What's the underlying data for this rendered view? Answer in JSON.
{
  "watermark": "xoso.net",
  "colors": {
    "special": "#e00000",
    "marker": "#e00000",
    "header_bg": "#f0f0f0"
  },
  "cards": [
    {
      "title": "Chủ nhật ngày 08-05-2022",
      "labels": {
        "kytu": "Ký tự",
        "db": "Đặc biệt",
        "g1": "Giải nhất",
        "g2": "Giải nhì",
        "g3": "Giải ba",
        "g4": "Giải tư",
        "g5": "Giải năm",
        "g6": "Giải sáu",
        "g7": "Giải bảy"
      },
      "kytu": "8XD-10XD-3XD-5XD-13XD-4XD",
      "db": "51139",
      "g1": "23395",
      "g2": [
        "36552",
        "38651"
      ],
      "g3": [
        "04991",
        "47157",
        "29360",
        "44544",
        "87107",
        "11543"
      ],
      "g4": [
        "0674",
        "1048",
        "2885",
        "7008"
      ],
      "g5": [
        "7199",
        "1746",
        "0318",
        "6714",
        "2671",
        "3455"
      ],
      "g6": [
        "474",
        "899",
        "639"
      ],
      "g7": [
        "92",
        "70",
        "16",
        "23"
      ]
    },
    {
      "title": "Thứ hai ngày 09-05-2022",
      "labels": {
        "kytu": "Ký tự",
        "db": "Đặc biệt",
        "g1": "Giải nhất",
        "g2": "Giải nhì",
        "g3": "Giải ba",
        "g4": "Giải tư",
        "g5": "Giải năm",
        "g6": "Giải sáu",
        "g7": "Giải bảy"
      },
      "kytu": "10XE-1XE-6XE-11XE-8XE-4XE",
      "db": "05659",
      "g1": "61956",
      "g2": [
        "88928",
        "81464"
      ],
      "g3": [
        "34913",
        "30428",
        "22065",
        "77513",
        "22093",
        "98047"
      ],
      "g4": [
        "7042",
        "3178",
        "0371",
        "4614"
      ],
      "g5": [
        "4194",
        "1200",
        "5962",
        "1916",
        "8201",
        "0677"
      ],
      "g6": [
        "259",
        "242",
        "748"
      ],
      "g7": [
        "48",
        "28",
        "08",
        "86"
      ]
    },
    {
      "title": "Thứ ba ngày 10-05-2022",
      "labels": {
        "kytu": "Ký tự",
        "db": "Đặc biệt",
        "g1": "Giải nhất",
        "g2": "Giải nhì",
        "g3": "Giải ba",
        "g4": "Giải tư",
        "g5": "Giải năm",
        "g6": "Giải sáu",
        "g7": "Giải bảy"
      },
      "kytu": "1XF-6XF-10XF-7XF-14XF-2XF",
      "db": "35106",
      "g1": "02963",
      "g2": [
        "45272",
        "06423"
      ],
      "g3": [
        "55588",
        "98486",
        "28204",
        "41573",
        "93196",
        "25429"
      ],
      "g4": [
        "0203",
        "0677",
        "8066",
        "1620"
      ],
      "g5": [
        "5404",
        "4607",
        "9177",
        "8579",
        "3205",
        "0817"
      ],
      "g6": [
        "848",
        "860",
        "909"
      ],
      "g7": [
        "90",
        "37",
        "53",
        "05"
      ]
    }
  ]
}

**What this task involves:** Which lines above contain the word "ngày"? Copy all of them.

**Solved exercise:**
      "title": "Chủ nhật ngày 08-05-2022",
      "title": "Thứ hai ngày 09-05-2022",
      "title": "Thứ ba ngày 10-05-2022",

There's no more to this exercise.